TASK INSTRUCTIONS =>
Even if the data beneath seems repetitive, write it all out again exactly.

(Web page and app entries)

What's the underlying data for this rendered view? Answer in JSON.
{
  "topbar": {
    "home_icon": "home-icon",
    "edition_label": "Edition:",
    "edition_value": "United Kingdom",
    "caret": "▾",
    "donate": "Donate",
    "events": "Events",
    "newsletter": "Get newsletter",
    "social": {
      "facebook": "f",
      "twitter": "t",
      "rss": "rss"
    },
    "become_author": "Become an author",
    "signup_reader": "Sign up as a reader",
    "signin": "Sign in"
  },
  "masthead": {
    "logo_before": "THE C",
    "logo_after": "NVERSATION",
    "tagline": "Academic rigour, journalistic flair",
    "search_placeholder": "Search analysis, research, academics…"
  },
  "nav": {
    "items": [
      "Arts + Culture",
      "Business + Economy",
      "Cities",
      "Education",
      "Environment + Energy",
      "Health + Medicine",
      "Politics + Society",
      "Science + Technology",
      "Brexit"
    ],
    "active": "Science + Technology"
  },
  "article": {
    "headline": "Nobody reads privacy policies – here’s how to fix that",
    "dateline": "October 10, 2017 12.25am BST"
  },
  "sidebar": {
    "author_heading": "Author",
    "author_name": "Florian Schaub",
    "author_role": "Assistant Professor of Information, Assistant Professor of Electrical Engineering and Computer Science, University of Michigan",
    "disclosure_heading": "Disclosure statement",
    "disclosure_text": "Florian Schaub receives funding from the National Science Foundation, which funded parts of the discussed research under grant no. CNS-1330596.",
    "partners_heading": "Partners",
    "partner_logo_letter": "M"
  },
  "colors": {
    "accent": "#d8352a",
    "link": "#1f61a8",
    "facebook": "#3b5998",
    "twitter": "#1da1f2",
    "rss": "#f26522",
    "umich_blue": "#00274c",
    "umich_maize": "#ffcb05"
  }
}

YOUR RESPONSE =>
What's the underlying data for this rendered view? Answer in JSON.
{
  "topbar": {
    "home_icon": "home-icon",
    "edition_label": "Edition:",
    "edition_value": "United Kingdom",
    "caret": "▾",
    "donate": "Donate",
    "events": "Events",
    "newsletter": "Get newsletter",
    "social": {
      "facebook": "f",
      "twitter": "t",
      "rss": "rss"
    },
    "become_author": "Become an author",
    "signup_reader": "Sign up as a reader",
    "signin": "Sign in"
  },
  "masthead": {
    "logo_before": "THE C",
    "logo_after": "NVERSATION",
    "tagline": "Academic rigour, journalistic flair",
    "search_placeholder": "Search analysis, research, academics…"
  },
  "nav": {
    "items": [
      "Arts + Culture",
      "Business + Economy",
      "Cities",
      "Education",
      "Environment + Energy",
      "Health + Medicine",
      "Politics + Society",
      "Science + Technology",
      "Brexit"
    ],
    "active": "Science + Technology"
  },
  "article": {
    "headline": "Nobody reads privacy policies – here’s how to fix that",
    "dateline": "October 10, 2017 12.25am BST"
  },
  "sidebar": {
    "author_heading": "Author",
    "author_name": "Florian Schaub",
    "author_role": "Assistant Professor of Information, Assistant Professor of Electrical Engineering and Computer Science, University of Michigan",
    "disclosure_heading": "Disclosure statement",
    "disclosure_text": "Florian Schaub receives funding from the National Science Foundation, which funded parts of the discussed research under grant no. CNS-1330596.",
    "partners_heading": "Partners",
    "partner_logo_letter": "M"
  },
  "colors": {
    "accent": "#d8352a",
    "link": "#1f61a8",
    "facebook": "#3b5998",
    "twitter": "#1da1f2",
    "rss": "#f26522",
    "umich_blue": "#00274c",
    "umich_maize": "#ffcb05"
  }
}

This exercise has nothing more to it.